“The historical novel,” the critic James Wood writes with his usual acuity, “as practiced today, is merely science fiction facing backwards, with all the attending crudities.” Meaning that historical fiction treats the past as if it were an unknown world, imposing conditions on the “period” described to make it hospitable to readers. Like an imagined future, the re-created past is both exotic and reassuringly familiar. The signs of our contemporary life are everywhere in The Night Inspector , easily apparent beneath the trappings of Mr. Busch’s “realism”: from the scene of a civilian massacre by the Union Army (Rwanda, Srebenica), to the description of a child prostitute in full costume (JonBenet Ramsey), to a sadomasochistic orgy witnessed through an “aperture,” complete with collars, whips and–no joke–a scrimshaw dildo. (On the lighter side, we are also treated to a public reading by Charles Dickens, who refreshes himself between chapters with a drink from the inevitable “carafe” of ice water.) The novel’s “Dantean excursion” into urban misery, circa 1867, is especially disturbing, not because the details are historically inaccurate, but because the episodes themselves have been tailored for maximum appeal. In more careful historical fiction, like Thomas Mallon’s Henry and Clara , the events of the past seem to be governed by the logic of their context, and the reader is not pandered to with nods and winks, but entrusted with the means of discovering just what, in the narrative, might be familiar and therefore “universal.”

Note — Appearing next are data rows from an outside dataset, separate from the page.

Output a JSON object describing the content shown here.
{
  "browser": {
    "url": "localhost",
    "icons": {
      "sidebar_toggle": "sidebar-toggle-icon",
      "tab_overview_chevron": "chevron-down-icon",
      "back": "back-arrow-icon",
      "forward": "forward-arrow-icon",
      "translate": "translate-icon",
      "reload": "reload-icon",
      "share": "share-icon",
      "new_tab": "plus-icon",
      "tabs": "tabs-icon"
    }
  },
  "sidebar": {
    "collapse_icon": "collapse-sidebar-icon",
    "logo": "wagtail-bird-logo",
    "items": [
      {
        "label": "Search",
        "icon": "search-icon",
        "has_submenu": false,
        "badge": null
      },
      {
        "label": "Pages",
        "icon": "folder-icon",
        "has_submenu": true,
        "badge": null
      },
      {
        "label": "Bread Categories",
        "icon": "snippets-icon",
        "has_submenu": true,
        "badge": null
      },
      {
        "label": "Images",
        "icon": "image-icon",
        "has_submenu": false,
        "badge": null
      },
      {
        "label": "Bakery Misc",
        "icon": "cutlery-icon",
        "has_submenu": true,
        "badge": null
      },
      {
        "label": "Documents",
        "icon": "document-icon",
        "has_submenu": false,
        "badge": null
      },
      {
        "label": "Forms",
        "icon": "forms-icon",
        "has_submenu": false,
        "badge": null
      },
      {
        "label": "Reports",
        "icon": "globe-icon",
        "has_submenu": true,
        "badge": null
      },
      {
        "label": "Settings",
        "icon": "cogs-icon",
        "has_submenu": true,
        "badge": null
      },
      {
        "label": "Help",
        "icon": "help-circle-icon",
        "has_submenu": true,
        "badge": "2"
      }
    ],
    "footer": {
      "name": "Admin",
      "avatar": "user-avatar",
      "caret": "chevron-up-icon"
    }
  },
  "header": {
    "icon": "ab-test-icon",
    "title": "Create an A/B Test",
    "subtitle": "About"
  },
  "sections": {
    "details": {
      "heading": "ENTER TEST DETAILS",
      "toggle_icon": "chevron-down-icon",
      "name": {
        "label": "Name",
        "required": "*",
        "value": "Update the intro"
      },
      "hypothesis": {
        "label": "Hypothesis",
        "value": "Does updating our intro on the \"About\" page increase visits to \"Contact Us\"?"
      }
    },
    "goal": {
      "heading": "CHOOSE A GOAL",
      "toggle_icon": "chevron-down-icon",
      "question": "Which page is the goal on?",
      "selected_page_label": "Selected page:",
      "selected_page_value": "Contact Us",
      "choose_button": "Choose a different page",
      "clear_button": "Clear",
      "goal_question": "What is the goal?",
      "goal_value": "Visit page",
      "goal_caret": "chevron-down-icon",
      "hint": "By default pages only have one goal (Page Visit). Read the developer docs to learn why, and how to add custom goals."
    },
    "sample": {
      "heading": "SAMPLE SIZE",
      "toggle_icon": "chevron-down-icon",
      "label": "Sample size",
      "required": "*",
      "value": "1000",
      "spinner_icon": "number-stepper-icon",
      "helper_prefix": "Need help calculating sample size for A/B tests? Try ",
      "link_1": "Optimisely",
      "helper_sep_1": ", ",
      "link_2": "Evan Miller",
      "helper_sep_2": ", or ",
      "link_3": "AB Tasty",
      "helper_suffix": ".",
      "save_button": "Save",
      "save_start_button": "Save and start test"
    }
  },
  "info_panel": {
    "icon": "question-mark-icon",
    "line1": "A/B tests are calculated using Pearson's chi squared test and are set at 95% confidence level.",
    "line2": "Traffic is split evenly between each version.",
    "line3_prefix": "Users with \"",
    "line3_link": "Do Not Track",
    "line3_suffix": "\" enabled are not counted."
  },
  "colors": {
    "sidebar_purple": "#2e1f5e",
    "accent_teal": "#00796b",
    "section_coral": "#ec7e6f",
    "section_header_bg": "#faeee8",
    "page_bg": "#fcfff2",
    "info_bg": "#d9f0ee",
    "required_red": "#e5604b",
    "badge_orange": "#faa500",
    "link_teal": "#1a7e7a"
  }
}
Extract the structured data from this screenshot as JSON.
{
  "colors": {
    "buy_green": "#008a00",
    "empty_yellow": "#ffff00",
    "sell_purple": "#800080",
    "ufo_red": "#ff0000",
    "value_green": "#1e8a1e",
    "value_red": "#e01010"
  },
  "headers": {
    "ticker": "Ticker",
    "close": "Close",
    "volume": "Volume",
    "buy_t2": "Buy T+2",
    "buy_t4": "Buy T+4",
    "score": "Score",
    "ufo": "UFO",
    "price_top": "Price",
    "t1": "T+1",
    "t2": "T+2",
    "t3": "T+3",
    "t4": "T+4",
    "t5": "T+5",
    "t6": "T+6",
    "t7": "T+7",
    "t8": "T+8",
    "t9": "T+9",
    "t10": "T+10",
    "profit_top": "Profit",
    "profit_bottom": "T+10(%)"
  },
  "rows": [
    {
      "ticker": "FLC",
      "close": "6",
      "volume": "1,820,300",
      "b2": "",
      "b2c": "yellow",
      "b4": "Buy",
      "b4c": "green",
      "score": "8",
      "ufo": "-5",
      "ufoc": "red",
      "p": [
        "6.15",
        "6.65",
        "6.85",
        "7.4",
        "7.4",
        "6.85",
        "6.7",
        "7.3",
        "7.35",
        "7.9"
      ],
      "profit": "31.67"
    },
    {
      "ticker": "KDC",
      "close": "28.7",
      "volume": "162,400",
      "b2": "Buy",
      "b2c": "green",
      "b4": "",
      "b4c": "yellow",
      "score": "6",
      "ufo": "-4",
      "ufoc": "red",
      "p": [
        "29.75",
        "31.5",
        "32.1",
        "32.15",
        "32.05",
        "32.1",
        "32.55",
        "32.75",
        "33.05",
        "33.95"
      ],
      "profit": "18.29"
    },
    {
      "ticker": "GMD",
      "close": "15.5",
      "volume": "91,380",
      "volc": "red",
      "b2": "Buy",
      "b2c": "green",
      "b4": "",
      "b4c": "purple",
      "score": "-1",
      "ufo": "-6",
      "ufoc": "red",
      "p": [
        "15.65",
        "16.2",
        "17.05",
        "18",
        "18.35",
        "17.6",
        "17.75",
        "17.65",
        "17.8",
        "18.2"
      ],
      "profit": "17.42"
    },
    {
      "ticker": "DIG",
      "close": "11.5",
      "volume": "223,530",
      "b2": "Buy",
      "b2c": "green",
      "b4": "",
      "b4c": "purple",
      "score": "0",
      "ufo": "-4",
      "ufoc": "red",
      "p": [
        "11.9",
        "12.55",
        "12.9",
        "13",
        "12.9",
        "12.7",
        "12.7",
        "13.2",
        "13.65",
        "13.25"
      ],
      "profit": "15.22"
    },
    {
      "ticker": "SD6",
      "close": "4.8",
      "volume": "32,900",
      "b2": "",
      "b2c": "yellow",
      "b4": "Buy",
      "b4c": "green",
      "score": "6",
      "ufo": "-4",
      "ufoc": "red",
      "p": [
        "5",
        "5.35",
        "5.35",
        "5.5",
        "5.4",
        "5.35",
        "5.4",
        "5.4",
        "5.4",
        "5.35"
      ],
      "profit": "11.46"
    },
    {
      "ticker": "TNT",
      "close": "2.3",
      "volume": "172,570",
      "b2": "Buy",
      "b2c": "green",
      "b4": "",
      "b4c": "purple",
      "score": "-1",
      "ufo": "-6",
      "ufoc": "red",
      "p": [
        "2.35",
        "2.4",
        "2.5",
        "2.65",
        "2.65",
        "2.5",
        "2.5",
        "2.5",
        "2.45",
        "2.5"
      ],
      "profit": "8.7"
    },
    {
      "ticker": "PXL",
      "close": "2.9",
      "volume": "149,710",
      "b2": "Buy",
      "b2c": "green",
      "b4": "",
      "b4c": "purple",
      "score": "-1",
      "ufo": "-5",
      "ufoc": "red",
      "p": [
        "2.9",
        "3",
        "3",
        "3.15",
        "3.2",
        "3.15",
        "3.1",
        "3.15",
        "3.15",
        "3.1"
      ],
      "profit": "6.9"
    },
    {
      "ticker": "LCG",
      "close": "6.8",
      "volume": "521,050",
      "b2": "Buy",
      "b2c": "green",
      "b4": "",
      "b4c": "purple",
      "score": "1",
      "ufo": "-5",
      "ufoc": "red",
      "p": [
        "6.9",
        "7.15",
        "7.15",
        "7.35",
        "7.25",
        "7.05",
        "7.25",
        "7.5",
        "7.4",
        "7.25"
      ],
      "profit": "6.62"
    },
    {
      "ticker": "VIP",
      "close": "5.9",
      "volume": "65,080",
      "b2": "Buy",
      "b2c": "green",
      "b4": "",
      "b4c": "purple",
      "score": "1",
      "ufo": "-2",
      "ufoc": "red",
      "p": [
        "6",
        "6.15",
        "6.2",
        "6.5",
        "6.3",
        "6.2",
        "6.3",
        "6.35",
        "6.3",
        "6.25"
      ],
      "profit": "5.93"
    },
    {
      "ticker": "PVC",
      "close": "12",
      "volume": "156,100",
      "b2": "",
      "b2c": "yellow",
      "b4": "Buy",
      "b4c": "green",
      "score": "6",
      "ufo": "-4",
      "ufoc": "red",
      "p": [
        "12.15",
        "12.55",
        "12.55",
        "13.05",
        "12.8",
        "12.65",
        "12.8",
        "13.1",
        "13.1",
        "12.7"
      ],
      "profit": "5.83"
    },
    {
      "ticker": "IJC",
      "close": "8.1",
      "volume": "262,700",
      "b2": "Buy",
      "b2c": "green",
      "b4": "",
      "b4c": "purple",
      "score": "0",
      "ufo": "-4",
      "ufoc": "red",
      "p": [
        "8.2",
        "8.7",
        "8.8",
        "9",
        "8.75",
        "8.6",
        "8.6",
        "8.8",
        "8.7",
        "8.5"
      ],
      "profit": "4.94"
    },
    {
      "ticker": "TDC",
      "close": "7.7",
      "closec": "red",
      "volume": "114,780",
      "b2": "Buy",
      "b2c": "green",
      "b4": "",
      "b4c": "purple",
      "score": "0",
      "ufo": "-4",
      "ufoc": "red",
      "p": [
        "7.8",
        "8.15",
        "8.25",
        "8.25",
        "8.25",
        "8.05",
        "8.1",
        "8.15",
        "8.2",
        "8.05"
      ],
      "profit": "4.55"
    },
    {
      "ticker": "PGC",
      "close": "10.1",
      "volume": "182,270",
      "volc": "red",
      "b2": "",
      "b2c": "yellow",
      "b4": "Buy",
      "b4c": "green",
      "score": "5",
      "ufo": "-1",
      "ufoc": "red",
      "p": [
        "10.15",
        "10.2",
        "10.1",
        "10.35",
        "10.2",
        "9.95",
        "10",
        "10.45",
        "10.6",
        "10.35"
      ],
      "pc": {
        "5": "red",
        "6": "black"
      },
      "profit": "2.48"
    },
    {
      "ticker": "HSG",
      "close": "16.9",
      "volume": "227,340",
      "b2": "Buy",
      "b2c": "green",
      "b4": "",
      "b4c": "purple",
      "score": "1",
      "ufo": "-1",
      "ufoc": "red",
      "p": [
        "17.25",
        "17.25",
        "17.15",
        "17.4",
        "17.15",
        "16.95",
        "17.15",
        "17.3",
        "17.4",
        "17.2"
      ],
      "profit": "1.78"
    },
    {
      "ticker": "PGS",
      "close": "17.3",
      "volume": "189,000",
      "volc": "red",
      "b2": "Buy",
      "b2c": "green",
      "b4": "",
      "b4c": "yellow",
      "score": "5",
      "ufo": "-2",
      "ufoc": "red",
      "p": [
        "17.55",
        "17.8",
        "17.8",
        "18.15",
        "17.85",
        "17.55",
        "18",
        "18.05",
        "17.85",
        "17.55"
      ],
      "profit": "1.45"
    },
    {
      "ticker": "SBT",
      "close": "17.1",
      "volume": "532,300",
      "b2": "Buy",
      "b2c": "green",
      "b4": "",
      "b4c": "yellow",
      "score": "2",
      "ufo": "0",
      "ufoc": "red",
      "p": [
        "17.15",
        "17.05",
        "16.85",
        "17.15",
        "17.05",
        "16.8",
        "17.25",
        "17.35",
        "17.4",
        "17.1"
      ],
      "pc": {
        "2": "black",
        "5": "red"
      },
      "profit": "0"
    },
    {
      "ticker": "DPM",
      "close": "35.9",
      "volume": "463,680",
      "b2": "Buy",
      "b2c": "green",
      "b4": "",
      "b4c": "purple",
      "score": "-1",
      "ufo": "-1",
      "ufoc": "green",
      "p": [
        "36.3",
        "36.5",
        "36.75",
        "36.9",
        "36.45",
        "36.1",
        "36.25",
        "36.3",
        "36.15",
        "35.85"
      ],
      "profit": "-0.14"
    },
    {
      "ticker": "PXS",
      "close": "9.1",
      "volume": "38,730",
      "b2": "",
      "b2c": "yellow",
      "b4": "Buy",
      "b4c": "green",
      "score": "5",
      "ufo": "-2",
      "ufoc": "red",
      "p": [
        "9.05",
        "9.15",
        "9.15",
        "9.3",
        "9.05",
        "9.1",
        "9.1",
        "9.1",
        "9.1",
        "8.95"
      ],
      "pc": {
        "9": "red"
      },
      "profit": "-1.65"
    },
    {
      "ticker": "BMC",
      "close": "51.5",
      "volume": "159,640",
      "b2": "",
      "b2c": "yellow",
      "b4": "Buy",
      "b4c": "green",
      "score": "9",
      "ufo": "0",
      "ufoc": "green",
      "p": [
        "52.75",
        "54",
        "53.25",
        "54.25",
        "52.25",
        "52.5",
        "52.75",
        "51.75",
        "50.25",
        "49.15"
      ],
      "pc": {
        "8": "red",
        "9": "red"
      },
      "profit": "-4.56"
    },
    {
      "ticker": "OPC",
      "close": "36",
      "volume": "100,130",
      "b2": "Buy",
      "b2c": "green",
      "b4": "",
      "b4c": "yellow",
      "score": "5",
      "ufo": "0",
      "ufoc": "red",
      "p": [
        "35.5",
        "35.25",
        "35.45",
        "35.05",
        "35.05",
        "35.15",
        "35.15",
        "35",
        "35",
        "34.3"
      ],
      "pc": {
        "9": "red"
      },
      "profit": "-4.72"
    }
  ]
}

Or, to put it another way: Sometimes a scrimshaw dildo should just be a dildo.

Mr. Busch knows his Melville, and the themes he explores in The Night Inspector all appear in his introduction to the Penguin Classics edition of Billy Budd and Other Stories . Chief among them is Melville’s famous complaint to Hawthorne, “Dollars damn me.… What I feel most moved to write, that is banned–it will not pay. Yet, altogether, write the other way I cannot.” The M of The Night Inspector repeats this in a line of dialogue, and often refers to passages from his books at length; he is so quotable, in fact, that he inspires a reporter with literary aspirations, Sam Mordecai, to follow him around with a notebook and scribble down his bitter wisdom for posterity. These moments are meant to be grave, the serious heart of a novel that Mr. Busch, who enjoys a tidy literary reputation, has chosen to “write the other way.” But the period realism Mr. Busch practices has a very strict set of limits, and

dialogue like this, no matter what the source, damages the novel’s credibility.

“I, for myself, have made up my mind to be annihilated,” M pronounces one day while gazing at a dead horse in the gutter (the line was recorded by Hawthorne after a meeting with Melville in 1856). “I mean that when I am finished, I am finished .” Perhaps historical realism is finished–now that Thomas Pynchon has usurped its methods–and then some–for his endlessly inventive Mason & Dixon , which treats every indigenous form of American literature, high and low, as an equal source of satire, and yet manages, in an old-fashioned way, to weave these disparate elements into a substantial narrative. Each time sad, quotable M made another appearance in The Night Inspector , I couldn’t help thinking of Benjamin Franklin running into Mason and Dixon at the Apothecary in Philadelphia and advising them, as Dixon orders his medicinal laudanum, “Strangers, heed my wise advice,–Never pay the Retail Price.”

Mason & Dixon is uncompromising literature, and much closer in ambition and spirit to Melville than The Night Inspector . Using, as Mr. Busch does, Melville’s principled fall from the best seller lists of the 1840’s to brazenly scale the rankings is, to put it mildly, insincere. But this is New York, after all, where the avenues are wide enough for multitudes to chase the dollar, and there is no time to worry about consequences, just remuneration. In the excitement of the author’s press junket, barely a soul will notice that Mr. Busch, in breaking his pact with literature to obey the first commandment of the marketplace, has damned his loved and labored-over pages to the cruelest fate of all: providing cheap thrills for an indifferent readership.

Banking on the Melville Myth and Novel Uses for Scrimshaw